"There is a process to buy shares in a publicly listed company. You have to seek the consent of the company and that takes a few days," he said. Vector shares have since risen to $3.35.
Comvita chair Brett Hewlett bought 4,500 shares on February 28, the day after the company's self-described "terrible result", where it reported a loss of almost $13 million and announced a raft of changes to its business plan.
Hewlett said his trade wasn't related to market movements and was simply the first opportunity to buy shares.
"Nothing more in it than it being the first trading window we've had," he said.
However, Hewlett said the new business plan and leadership team was creating more optimism about the company's future.
"I think there is a lot of confidence internally and externally around what the company is capable of doing to get back to its profit-making days."
Comvita's share price had already been under pressure but edged slightly higher following the result. It has since fallen to an eight-and-a-half year low $2.17. They were recently at $2.20.
Mercury NZ director Scott St John bought 5,000 shares in the firm on March 2 for $4.58 – the lowest point of its recent 14 per cent slide.
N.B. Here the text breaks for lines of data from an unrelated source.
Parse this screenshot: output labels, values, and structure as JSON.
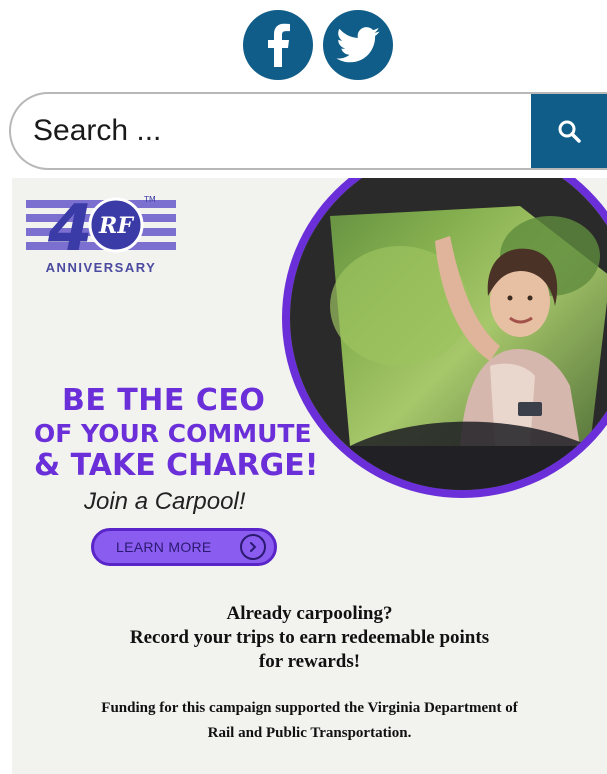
{
  "social": {
    "items": [
      {
        "icon": "facebook-icon",
        "color": "#0f5d88"
      },
      {
        "icon": "twitter-icon",
        "color": "#0f5d88"
      }
    ]
  },
  "search": {
    "placeholder": "Search ...",
    "value": "",
    "button_icon": "search-icon",
    "button_color": "#0f5d88"
  },
  "banner": {
    "anniversary": {
      "number": "40",
      "mark": "TM",
      "label": "ANNIVERSARY",
      "logo_text": "RF"
    },
    "headline": {
      "line1": "BE THE CEO",
      "line2": "OF YOUR COMMUTE",
      "line3": "& TAKE CHARGE!"
    },
    "subheadline": "Join a Carpool!",
    "cta_label": "LEARN MORE",
    "cta_icon": "chevron-right-icon",
    "accent_color": "#6b2fd9",
    "already_line1": "Already carpooling?",
    "already_line2": "Record your trips to earn redeemable points",
    "already_line3": "for rewards!",
    "funding_line1": "Funding for this campaign supported the Virginia Department of",
    "funding_line2": "Rail and Public Transportation."
  }
}
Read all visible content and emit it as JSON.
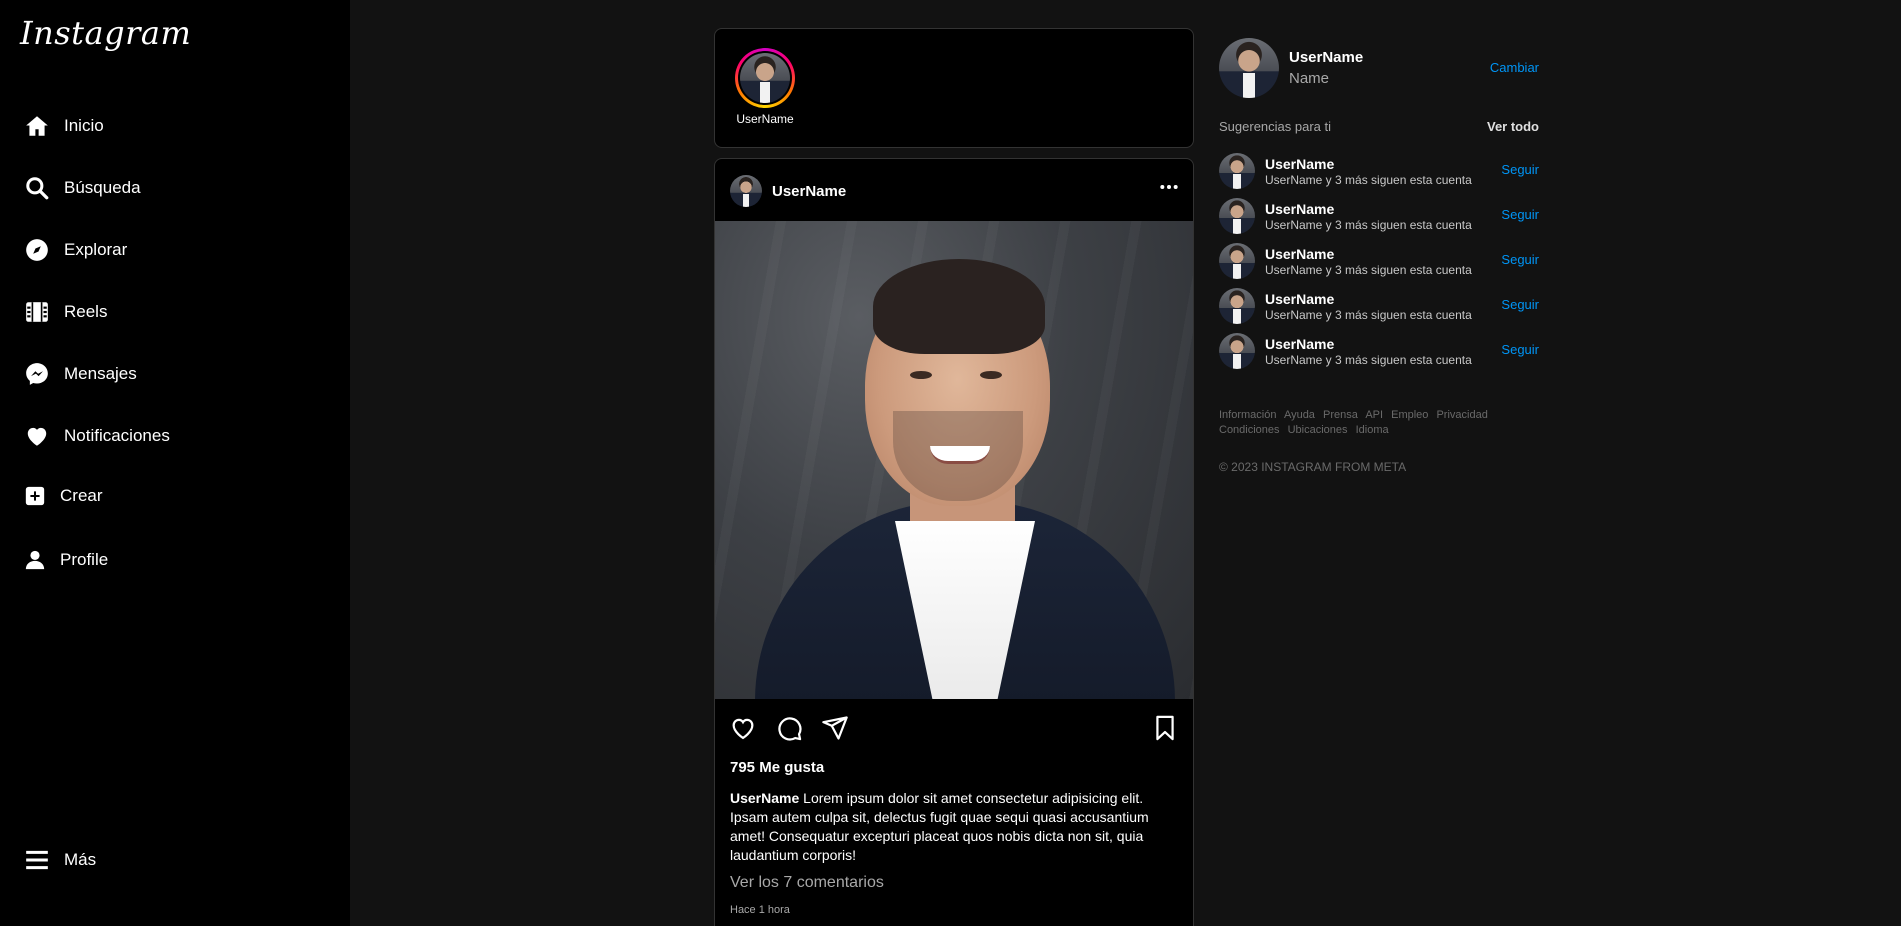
{
  "app": {
    "logo_text": "Instagram"
  },
  "sidebar": {
    "items": [
      {
        "label": "Inicio",
        "icon": "home-icon"
      },
      {
        "label": "Búsqueda",
        "icon": "search-icon"
      },
      {
        "label": "Explorar",
        "icon": "compass-icon"
      },
      {
        "label": "Reels",
        "icon": "reels-icon"
      },
      {
        "label": "Mensajes",
        "icon": "messenger-icon"
      },
      {
        "label": "Notificaciones",
        "icon": "heart-icon"
      },
      {
        "label": "Crear",
        "icon": "plus-square-icon"
      },
      {
        "label": "Profile",
        "icon": "user-icon"
      }
    ],
    "more": {
      "label": "Más",
      "icon": "menu-icon"
    }
  },
  "stories": [
    {
      "username": "UserName"
    }
  ],
  "post": {
    "username": "UserName",
    "likes": "795 Me gusta",
    "caption_user": "UserName",
    "caption_text": " Lorem ipsum dolor sit amet consectetur adipisicing elit. Ipsam autem culpa sit, delectus fugit quae sequi quasi accusantium amet! Consequatur excepturi placeat quos nobis dicta non sit, quia laudantium corporis!",
    "comments_link": "Ver los 7 comentarios",
    "time": "Hace 1 hora"
  },
  "right": {
    "me": {
      "username": "UserName",
      "name": "Name",
      "switch": "Cambiar"
    },
    "suggestions_title": "Sugerencias para ti",
    "see_all": "Ver todo",
    "suggestions": [
      {
        "username": "UserName",
        "sub": "UserName y 3 más siguen esta cuenta",
        "action": "Seguir"
      },
      {
        "username": "UserName",
        "sub": "UserName y 3 más siguen esta cuenta",
        "action": "Seguir"
      },
      {
        "username": "UserName",
        "sub": "UserName y 3 más siguen esta cuenta",
        "action": "Seguir"
      },
      {
        "username": "UserName",
        "sub": "UserName y 3 más siguen esta cuenta",
        "action": "Seguir"
      },
      {
        "username": "UserName",
        "sub": "UserName y 3 más siguen esta cuenta",
        "action": "Seguir"
      }
    ],
    "footer_links": [
      "Información",
      "Ayuda",
      "Prensa",
      "API",
      "Empleo",
      "Privacidad",
      "Condiciones",
      "Ubicaciones",
      "Idioma"
    ],
    "copyright": "© 2023 INSTAGRAM FROM META"
  },
  "colors": {
    "accent": "#0095f6",
    "background": "#121212",
    "panel": "#000000"
  }
}
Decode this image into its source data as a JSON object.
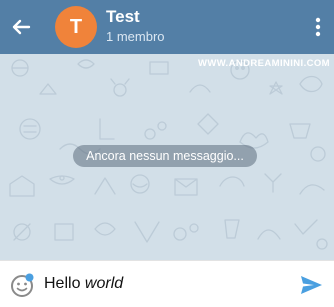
{
  "header": {
    "avatar_letter": "T",
    "title": "Test",
    "subtitle": "1 membro",
    "back_icon": "arrow-left-icon",
    "menu_icon": "more-vertical-icon"
  },
  "chat": {
    "watermark": "WWW.ANDREAMININI.COM",
    "empty_text": "Ancora nessun messaggio..."
  },
  "composer": {
    "text_plain": "Hello ",
    "text_italic": "world",
    "emoji_icon": "emoji-icon",
    "send_icon": "send-icon"
  },
  "colors": {
    "appbar": "#537fa6",
    "avatar": "#f0833a",
    "send": "#4a9fe0"
  }
}
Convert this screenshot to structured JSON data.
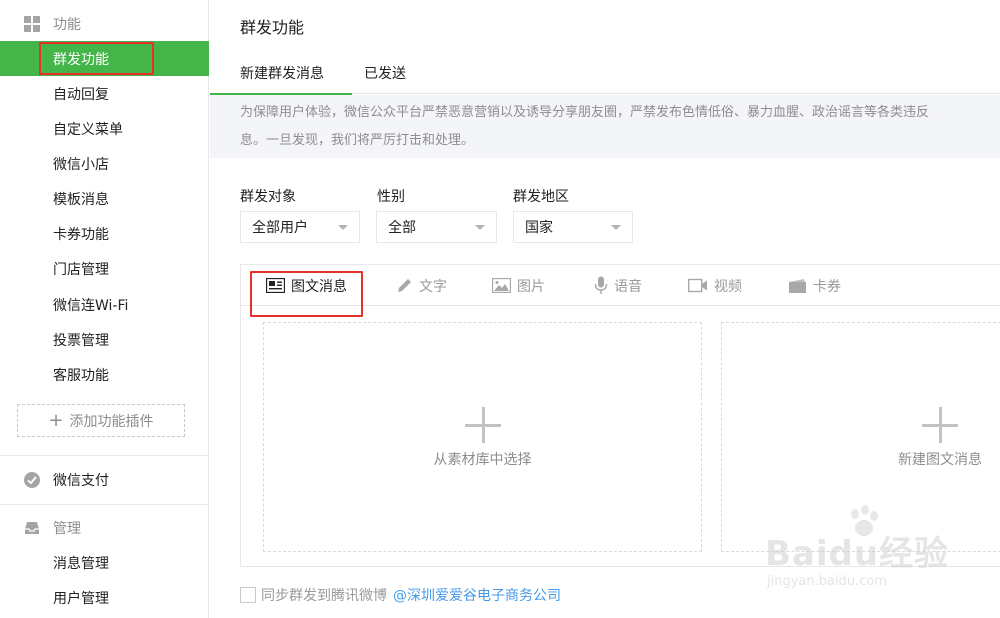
{
  "sidebar": {
    "sections": [
      {
        "label": "功能"
      },
      {
        "label": "微信支付"
      },
      {
        "label": "管理"
      }
    ],
    "function_items": [
      {
        "label": "群发功能",
        "active": true
      },
      {
        "label": "自动回复"
      },
      {
        "label": "自定义菜单"
      },
      {
        "label": "微信小店"
      },
      {
        "label": "模板消息"
      },
      {
        "label": "卡券功能"
      },
      {
        "label": "门店管理"
      },
      {
        "label": "微信连Wi-Fi"
      },
      {
        "label": "投票管理"
      },
      {
        "label": "客服功能"
      }
    ],
    "add_plugin_label": "添加功能插件",
    "manage_items": [
      {
        "label": "消息管理"
      },
      {
        "label": "用户管理"
      }
    ]
  },
  "main": {
    "title": "群发功能",
    "tabs": [
      {
        "label": "新建群发消息",
        "active": true
      },
      {
        "label": "已发送"
      }
    ],
    "notice_line1": "为保障用户体验，微信公众平台严禁恶意营销以及诱导分享朋友圈，严禁发布色情低俗、暴力血腥、政治谣言等各类违反",
    "notice_line2": "息。一旦发现，我们将严厉打击和处理。",
    "filters": {
      "target": {
        "label": "群发对象",
        "value": "全部用户"
      },
      "gender": {
        "label": "性别",
        "value": "全部"
      },
      "region": {
        "label": "群发地区",
        "value": "国家"
      }
    },
    "editor_tabs": [
      {
        "label": "图文消息",
        "icon": "news-icon",
        "active": true
      },
      {
        "label": "文字",
        "icon": "pencil-icon"
      },
      {
        "label": "图片",
        "icon": "image-icon"
      },
      {
        "label": "语音",
        "icon": "microphone-icon"
      },
      {
        "label": "视频",
        "icon": "video-icon"
      },
      {
        "label": "卡券",
        "icon": "card-icon"
      }
    ],
    "select_from_library": "从素材库中选择",
    "create_new_news": "新建图文消息",
    "sync_label": "同步群发到腾讯微博",
    "sync_account": "@深圳爱爱谷电子商务公司"
  },
  "watermark": {
    "brand": "Baidu经验",
    "url": "jingyan.baidu.com"
  },
  "colors": {
    "accent_green": "#44b549",
    "highlight_red": "#e5332a",
    "link_blue": "#459ae9"
  }
}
The price has since risen to $4.89.
St John said he'd prefer not to comment but noted - like the others - his trade was shortly after the black-out period was lifted.
Mercury reported a 15 percent drop in first-half operating earnings on February 28 and trimmed its full year guidance by $10 million due to dry weather conditions.